Good Block is focused around African music, left-field Disco, Boogie, and Jamaican music too, mainly from the early '80s. The vibe is fun, eclectic and sometimes strange – it can get a bit abstract and Balearic sometimes. Our main venue is Ridley Road Market Bar in Dalston but we also play in Peckham and other venues.
We wanted the new artwork to reflect the market and Peckham High Street, so it had to have an African feel. Previously I'd got a bit sick of designing flyers and was just scanning in old record covers and changing the colours, but Paul [Kelly] had started learning airbrushing about a year before and suggested we use it to change up Good Block.
The illustration needed to be bold and colourful so that it would stand out either in shop windows or online. The heyday of airbrushing was the late '70s and early '80s so we really liked how the concept linked in with the night. The type needed to follow suit, so it had to be loud but not overboard. It was important to make the dates and venue clear as well as promoting the line-up, the free entry and the fact that the DJs only play vinyl.
Richard Grainger of Bunker London sets out the stages that led them to the final poster for Good Block club nights.
01. Gathering inspiration
Paul spotted some juice cans in the corner shop with airbrushed illustrations. He liked how inviting and hyperreal they looked and that they worked well as a series. We wanted to make use of his airbrushing skills and reflect the area's exotic flavours, so we came up with the idea of inventing make-believe fruits.
02. Initial sketching
Good Block's name and vibe leant itself to mathematical shapes with an iconic '80s style like the prism and cylinder. Once we'd sketched several that we liked and worked well together, Paul and I figured out ways to divide up each shape so that we could reveal the inside of the fruit to add more texture and colour.
03. Airbrush approach
Paul wanted make-believe fruits to look edible so he referenced natural fruits but inverted the colours. After sketching the image on paper, he laid the frisket film over it and cut the shape out, masking off the rest of the page to stop overspray. He then built up shadows and texture using the airbrush and hand stencils.
04. Touching up
We took the artwork to a shop with an A3 scanner. Once we had the files, I tweaked the contrast and used Airbrush in Photoshop to touch them up. I got rid of dust from the scan and any overspray, and added detail, I increased the History States to 60 so I could go back far and placed the cut-out on a light-grey background.
05. Adding the type
We wanted a font that wasn't over the top and had varying weights, so Knockout came to mind. I always use Fontbook and test out real text so you know it will work. In InDesign I played with how the type could sit, coming up with rules like how certain information was always in circles and the date was always vertical.
06. Final checks
I made sure that the logo and all the type was in true black (C-75 M-68 Y-67 K-90) rather than 100% black as it can come out slightly grey. It was essential to check all the dates and information. We used a local printers and just asked for the cheapest paper, which was Xerox 170g gloss. It's actually pretty good print quality.
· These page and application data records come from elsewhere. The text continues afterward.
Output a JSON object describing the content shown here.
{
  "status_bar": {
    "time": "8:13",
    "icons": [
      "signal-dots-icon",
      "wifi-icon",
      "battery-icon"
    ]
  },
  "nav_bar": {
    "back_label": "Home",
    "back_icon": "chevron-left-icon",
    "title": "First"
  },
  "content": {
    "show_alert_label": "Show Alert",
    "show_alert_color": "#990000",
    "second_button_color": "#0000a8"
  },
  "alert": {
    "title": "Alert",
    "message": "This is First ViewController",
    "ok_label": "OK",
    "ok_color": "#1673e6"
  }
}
07. Making visuals
At the last minute, we decided to transform Paul's illustrations into live visuals for a charity night at Ace Hotel. Jim (English) imported the scans into Premier, rotating the fruits to make psychadelic geometric patterns. He then explored Premier's blend modes to merge and overlap different layers of the footage.
Words: Richard Grainger and Paul Kelly
This article originally appeared in Computer Arts issue 231.